“This book came together in a very positive and creative way because the initial direction that we chose is grounded in the land-grant university approach to education” Murphy said. “Many of our students live and work on farms or nurseries as well as across a wide spectrum of industries associated with food production and distribution. They bring that experience into the classroom, but have also driven our efforts to provide effective hybrid, online learning experiences well before the Covid-19 pandemic mandated it. The book is really a response to their needs, and it incorporates their input, because they’re the ones who are going to need the knowledge of plant growth and function to create new solutions for the planet.”
Murphy and his co-editors and contributors want this new addition to be a resource and a tool for them to do just that.
Plant Physiology and Development 7th Edition will be available in the summer of 2022 for fall 2022 instruction.
Contributors from UMD:
UMD- Associated Chapter Authors:

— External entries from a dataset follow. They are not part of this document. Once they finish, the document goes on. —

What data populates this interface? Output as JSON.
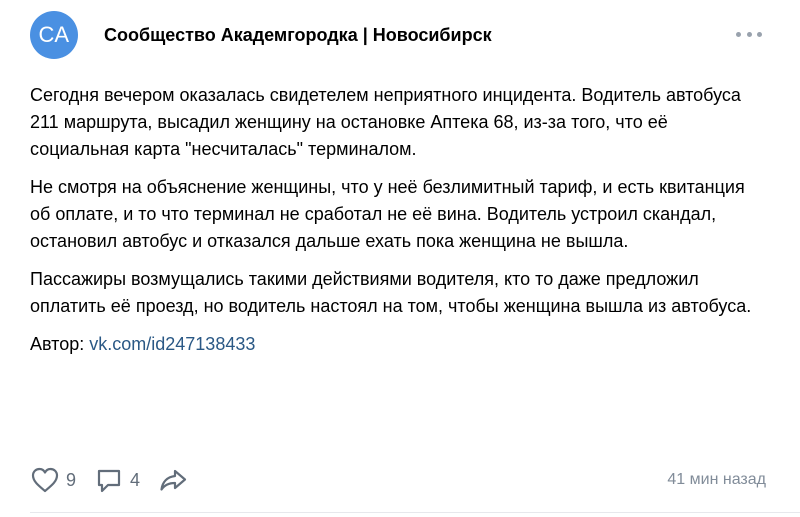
{
  "post": {
    "author": {
      "avatar_initials": "СА",
      "name": "Сообщество Академгородка | Новосибирск"
    },
    "paragraphs": [
      "Сегодня вечером оказалась свидетелем неприятного инцидента. Водитель автобуса 211 маршрута, высадил женщину на остановке Аптека 68, из-за того, что её социальная карта \"несчиталась\" терминалом.",
      "Не смотря на объяснение женщины, что у неё безлимитный тариф, и есть квитанция об оплате, и то что терминал не сработал не её вина. Водитель устроил скандал, остановил автобус и отказался дальше ехать пока женщина не вышла.",
      "Пассажиры возмущались такими действиями водителя, кто то даже предложил оплатить её проезд, но водитель настоял на том, чтобы женщина вышла из автобуса."
    ],
    "author_line": {
      "label": "Автор: ",
      "link_text": "vk.com/id247138433"
    },
    "footer": {
      "likes_count": "9",
      "comments_count": "4",
      "timestamp": "41 мин назад"
    }
  },
  "colors": {
    "avatar_bg": "#4a90e2",
    "link": "#2a5885",
    "meta": "#818c99",
    "icon": "#626d7a"
  },
  "icons": {
    "more": "more-horizontal-icon",
    "like": "heart-icon",
    "comment": "comment-icon",
    "share": "share-arrow-icon"
  }
}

Jose Feijo - expertise in plant sexual reproduction
Zhongchi Liu- expertise in flowering and fruit development in the Rosaceae (strawberry, many tree fruits, roses)
Yiping Qi- expertise in genome structure and genome engineering
Wendy Peer - expertise in seedling germination and establishment, regulation of growth by specialized metabolites, biochemistry of signaling molecules and compounds important to human nutrition.
Angus Murphy - regulation of plant growth by hormones, phototropism, membranes and membrane transporter structure and function
John Ward (UMD Alumnus, professor at the University of Minnesota) expertise in plant nutrient assimilation
Nidhi Rawat- expertise in pathogen resistance
Vijay Tiwari – expertise in cereal genomics and complex plant genomes.
Reviewers (and contributors to previous edition):
UMD Reviewers (including pre-reviews):
Joe Sullivan- plant responses to UV light
Gary Coleman – secondary growth
Heven Sze - pollination
Caren Chang- ethylene and ACC signaling mechanisms
UMD Student contributors to Learning Objectives and Self Assessment Quizzes
graduate student and postdoctoral: Juan Barbosa, Candace Pritchard
undergraduate students: Lillyanna House, Emma Morris